Nextech Named 2024 Best in KLAS: Ambulatory Specialty EHR

«  View All Posts


Meaningful Use audits: Preparation is the name of the game

By: Samantha McAlister | July 23rd, 2015

Meaningful Use audits: Preparation is the name of the game Blog Feature

meaningful_use_audits_in_2015.pngThe Centers for Medicare and Medicaid Services (CMS) have ‘upped the ante’ when it comes to Meaningful Use audits in 2015. Figliozzi and Company were the sole auditors for Meaningful Use until 2015. This year, however, the Office of Inspector General (OIG) is performing its own round of Meaningful Use audits, which differ slightly from the Figliozzi and Company in that they are focusing on certain measures over a three year period. Figliozzi and Company reviews all of the Meaningful Use measures for a single attestation period. The OIG has the following main goals behind their audits:
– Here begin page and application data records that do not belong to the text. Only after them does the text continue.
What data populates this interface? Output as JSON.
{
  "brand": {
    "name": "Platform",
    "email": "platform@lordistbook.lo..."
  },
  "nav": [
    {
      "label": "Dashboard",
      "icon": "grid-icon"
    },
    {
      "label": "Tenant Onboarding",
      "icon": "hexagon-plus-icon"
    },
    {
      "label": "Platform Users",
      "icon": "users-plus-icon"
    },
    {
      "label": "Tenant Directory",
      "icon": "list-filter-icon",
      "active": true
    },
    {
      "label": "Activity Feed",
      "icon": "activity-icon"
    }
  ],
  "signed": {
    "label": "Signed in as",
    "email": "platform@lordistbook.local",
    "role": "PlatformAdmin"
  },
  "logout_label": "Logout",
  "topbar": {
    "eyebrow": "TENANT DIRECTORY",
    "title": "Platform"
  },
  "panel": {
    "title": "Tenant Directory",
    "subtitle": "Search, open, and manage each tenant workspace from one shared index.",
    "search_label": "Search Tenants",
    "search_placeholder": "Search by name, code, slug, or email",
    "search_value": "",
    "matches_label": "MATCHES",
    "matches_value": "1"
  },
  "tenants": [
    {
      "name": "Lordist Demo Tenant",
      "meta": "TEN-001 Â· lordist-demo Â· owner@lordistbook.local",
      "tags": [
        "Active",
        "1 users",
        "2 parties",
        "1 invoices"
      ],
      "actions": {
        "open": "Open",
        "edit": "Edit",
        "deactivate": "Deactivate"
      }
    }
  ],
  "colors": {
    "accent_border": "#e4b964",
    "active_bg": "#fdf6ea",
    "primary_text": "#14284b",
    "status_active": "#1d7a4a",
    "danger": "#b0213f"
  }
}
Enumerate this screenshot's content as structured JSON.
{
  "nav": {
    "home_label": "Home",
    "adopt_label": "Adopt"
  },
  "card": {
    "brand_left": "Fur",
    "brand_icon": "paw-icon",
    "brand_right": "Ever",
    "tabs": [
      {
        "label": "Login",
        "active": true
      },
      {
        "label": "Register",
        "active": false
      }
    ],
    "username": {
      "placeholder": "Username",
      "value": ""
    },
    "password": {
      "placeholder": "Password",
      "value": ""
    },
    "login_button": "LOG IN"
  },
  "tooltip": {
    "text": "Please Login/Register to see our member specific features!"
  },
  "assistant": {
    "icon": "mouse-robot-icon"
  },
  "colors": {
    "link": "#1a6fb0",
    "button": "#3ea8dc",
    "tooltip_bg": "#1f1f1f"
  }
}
  • Determine whether providers that received Medicare and/or Medicaid Meaningful Use incentive payments were entitled to the money
  • Determine how well CMS oversees the Meaningful Use payments being made
  • Identify CMS oversight of hospitals' security controls over networked medical devices that are integrated with EHR systems
  • Determine whether covered entities and business associates, such as Cloud services and other "downstream service providers," adequately secure electronic patient Protected Health Information (PHI) created or maintained by certified EHR technology. The OIG specifically states that hospitals must conduct security risk analyses
  • Determine the extent to which hospitals have EHR contingency plans, as required by HIPAA's security rule (Office of Inspector General, 2014, FY15 Work Plan)

It seems that the OIG is less concerned with individual provider compliance, but rather if the Department of Health and Human Services is doing their due diligence in monitoring the Meaningful Use program.

One out of every 5 Eligible Professionals (EP’s) are audited for Meaningful Use, so receiving one is not rare and does not mean you’ve done anything wrong. EP’s have already started receiving the new round of audit letters sent by the OIG, and the bottom line for either type of audit is that you need to be prepared! Preparation is key to successfully passing a Meaningful Use audit. Performing mock audits is recommended to be certain that, if you receive one of these dreaded letters, you can provide the information with ease and confidence.

Tips for passing a Meaningful Use audit:

  • Screenshots. For the Meaningful Use measures that allow a yes/no for attestation (such as Meaningful Use Stage 2, Core 11 Patient List) – take screenshots. A snipping tool or Print Screen are great tools for getting the screenshots you need. However, make sure you store them in a place that is easy to access in the event of an audit. You will need electronic copies of everything in a Meaningful Use audit.
  • Security Risk Analysis (SRA). Meaningful Use Stage 1 and Stage 2 both require a Security Risk Analysis. This measure has been the number one reason that EP’s have failed audits. A security risk analysis needs to be performed, documented, and dated within your Meaningful Use reporting period! Click here for a tip sheet on this measure.
  • Have a designated Meaningful Use person appointed in your office. Lack of preparation and documentation in an audit is typically due to a lack of accountability in the doctor’s office—someone needs to be in charge of running the reports on a regular basis to make sure the measure thresholds are being met. Someone also needs to be responsible for making sure the proper screenshots are being taken to provide in the event of an audit.

Meaningful Use audits can be a scary and stressful event for any practice.  However, they do not have to be.  A little bit of preparation goes a long way in helping to make sure that, when and if you receive a Meaningful Use audit, everything goes as smoothly as possible.